>   The Bite Stuff (site v2)
> http://qilong.wordpress.com/
>
> "Innocent, unbiased observation is a myth." --- P.B. Medawa
> ave and met a stranger with a
> different language and a new way of looking at things, the human race
> has had a dream: to kill him, so we don't have to learn his language or
> his new way of looking at things." --- Zapp Brannigan (Beast With a Billion 
> Backs)
>
>
> ----------------------------------------
> > Date: Mon, 7 Nov 2011 22:02:41 +0000
> > From: df9465@yahoo.co.uk
> > To: dinosaur@usc.edu
> > Subject: Re: 11th specimen of Archaeopteryx‏
> >
> > _______________________________
> > From: Jaime Headden <qi_leong@hotmail.com>
> >
> > > This is not entirely consistent with arboreality, although that is 
> > > possible, because climbing birds do not use just one ungual for 
> > > climbing...
> >
> > Yes, I agree.. oh hang on (!):
> >
> >
> > >..., they use all forward-projecting unguals,
> >
> > Do they? Which climbing birds? What do climbing bird feet look like? Are 
> > they different from perching bird feet? do you have a citation that 
> > explains this? (hint, you are wrong).
> >
> >
> > > In birds, while the unguals are graded largest to smallest moving from 
> > > toe two through toe four, then toe one,
> >
> > Are they? which birds? do you have a citation that shows this? (hint, you 
> > are wrong)
> >
> >
> > >the unguals even in raptorial birds are relatively similar in size
> >
> >
> > Are they? which raptors? do you have a citation which shows this? (hint: 
> > you are wrong)
> >
> >
> > >(cassowaries are freaks with straight pdII-3u's, ignore them)
> >
> > Correct. The only thing you got right so far.
> >
> >
> > >; in dromaeosaurids, the pdII-3u is often twice the length of any other 
> > >ungual, a suspiciously bizarre distinction that enforces a functional 
> > >difference, especially in the strong curvature relative to the other 
> > >unguals. And recall, despite the huge!
> > pdII-3u, the other pedal unguals are _terrestrially_ adapted, even in 
> > *Archaeopteryx lithographica*. Moreover, it is questionable how one arrives 
> > at a conclusion that the highly recurved, huge forward ungual is indicative 
> > of "perching" or arboreality to begin with, merely that climbing is _not_ 
> > excluded.
> >
> >
> >
> > Paper is nearly here (hopefully b4 xmas). T
> e to go back and read some papers on claw morphology. You need to.
> >
> >
> > D.
> >
> > PS. I wrote Fowler et al. 2009. It has lots of claw data in it. Your email 

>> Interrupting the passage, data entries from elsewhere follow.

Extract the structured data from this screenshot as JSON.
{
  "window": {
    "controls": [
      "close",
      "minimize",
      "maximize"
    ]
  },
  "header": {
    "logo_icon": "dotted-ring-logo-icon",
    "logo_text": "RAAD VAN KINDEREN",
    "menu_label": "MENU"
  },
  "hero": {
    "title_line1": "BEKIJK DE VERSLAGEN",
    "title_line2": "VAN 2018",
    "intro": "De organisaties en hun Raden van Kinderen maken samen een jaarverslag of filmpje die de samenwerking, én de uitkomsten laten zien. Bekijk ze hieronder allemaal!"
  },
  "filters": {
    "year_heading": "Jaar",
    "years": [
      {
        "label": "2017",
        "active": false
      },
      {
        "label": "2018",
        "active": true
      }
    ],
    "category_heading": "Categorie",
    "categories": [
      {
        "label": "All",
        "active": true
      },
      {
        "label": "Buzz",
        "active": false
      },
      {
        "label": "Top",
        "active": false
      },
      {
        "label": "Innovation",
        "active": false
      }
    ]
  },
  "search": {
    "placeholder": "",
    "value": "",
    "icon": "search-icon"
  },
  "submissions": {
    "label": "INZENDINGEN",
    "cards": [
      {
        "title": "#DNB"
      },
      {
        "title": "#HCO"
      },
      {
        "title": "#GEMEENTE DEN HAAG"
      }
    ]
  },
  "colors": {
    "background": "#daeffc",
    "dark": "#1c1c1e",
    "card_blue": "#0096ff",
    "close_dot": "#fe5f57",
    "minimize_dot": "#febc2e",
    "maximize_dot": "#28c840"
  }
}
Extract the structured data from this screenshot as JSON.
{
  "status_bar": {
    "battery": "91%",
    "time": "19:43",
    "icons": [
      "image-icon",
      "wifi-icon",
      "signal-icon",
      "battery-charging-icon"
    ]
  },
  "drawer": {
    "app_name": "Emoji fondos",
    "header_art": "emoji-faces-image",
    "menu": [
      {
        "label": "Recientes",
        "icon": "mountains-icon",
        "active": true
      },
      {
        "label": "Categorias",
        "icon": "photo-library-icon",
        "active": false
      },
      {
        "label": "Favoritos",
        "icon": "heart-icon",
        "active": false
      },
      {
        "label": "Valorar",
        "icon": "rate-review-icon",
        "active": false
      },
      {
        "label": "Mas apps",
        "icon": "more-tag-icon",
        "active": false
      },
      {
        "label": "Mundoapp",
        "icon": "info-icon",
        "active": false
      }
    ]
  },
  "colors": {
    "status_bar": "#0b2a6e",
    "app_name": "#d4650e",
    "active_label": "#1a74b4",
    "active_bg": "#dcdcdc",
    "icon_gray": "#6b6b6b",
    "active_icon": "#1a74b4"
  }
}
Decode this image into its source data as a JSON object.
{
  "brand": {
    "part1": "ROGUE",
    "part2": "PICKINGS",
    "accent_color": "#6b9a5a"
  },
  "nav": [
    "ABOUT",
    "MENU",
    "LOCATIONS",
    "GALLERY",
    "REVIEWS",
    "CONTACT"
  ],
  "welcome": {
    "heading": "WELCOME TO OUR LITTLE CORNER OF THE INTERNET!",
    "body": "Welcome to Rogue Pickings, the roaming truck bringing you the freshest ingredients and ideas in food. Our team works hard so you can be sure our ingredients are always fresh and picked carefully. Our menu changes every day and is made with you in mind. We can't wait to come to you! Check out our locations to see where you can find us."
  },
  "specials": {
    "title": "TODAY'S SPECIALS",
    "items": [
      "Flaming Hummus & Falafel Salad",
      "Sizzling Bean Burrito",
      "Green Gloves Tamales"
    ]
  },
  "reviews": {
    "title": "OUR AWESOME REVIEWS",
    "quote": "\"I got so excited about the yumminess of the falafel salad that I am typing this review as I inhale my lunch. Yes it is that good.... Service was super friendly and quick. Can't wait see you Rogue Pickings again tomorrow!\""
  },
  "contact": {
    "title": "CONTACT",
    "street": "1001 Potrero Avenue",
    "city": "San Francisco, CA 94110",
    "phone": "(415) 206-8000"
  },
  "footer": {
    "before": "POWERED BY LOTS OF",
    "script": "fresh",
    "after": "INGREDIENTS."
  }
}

> > didn't.
> >
> >
> > ----------------------------------
> > Denver Fowler
> > df9465@yahoo.co.uk
> > http://www.denverfowler.com
> > -----------------------------------